**What the task requires:**
In the listing below, locate the lines that hold "align" and copy them.

**Dataset content:**
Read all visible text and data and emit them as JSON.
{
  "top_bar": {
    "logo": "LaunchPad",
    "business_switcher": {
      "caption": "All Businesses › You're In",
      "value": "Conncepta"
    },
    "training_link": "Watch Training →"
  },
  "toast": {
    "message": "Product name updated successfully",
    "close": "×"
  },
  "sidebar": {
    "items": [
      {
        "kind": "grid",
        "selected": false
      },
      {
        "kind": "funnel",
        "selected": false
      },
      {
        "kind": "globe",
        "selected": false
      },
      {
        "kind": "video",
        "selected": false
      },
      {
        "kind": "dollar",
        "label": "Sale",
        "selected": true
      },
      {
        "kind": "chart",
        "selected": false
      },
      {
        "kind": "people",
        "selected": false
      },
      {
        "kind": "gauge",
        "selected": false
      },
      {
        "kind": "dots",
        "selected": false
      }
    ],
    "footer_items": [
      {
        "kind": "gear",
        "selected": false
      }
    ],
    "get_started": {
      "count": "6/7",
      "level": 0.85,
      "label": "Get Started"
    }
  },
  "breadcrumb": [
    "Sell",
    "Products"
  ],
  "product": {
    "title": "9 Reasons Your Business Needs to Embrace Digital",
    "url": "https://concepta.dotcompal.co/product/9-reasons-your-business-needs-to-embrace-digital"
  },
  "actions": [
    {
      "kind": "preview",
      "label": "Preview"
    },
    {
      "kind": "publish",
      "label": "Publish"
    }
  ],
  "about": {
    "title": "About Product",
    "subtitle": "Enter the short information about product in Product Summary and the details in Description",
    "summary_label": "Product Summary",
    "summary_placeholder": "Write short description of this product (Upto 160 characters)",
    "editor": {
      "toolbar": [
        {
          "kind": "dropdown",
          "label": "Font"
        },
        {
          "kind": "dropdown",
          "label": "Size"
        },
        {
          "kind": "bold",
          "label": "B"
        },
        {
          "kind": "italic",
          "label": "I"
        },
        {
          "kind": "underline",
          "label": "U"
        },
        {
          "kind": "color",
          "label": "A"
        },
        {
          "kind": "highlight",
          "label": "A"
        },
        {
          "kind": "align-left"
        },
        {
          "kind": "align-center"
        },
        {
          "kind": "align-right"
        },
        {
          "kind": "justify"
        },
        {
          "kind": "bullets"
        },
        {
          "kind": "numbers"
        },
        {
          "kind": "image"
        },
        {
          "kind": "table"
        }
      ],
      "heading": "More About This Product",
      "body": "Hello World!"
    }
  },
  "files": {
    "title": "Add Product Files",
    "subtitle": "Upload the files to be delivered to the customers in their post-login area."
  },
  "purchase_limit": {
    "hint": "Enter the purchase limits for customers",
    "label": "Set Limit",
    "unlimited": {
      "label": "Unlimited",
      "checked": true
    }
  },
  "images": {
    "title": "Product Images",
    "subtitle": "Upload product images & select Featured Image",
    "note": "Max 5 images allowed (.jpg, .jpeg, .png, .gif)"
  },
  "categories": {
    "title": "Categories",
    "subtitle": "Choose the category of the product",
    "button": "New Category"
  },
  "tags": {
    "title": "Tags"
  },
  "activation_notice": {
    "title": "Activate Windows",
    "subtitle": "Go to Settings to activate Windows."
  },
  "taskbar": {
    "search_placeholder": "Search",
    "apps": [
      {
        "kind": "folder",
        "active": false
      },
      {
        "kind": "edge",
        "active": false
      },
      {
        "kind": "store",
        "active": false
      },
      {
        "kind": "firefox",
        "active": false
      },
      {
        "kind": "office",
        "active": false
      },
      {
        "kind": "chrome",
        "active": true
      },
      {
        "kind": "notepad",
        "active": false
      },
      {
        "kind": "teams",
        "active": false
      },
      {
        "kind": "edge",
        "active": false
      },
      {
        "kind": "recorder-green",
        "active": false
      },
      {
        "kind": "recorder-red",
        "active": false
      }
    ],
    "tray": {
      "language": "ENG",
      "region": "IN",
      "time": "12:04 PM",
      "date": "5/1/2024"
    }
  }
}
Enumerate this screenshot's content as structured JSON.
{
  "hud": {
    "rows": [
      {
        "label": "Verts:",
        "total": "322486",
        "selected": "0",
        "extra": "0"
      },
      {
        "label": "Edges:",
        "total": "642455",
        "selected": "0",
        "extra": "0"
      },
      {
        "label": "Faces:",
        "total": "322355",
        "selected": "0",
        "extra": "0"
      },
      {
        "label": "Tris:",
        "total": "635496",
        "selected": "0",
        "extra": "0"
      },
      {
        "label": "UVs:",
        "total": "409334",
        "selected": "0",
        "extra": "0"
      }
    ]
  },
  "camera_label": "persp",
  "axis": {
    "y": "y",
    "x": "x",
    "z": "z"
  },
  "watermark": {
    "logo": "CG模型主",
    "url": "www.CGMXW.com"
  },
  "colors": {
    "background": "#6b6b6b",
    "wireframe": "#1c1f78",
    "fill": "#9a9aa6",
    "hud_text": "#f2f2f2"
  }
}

**Task solution:**
          "kind": "align-left"
          "kind": "align-center"
          "kind": "align-right"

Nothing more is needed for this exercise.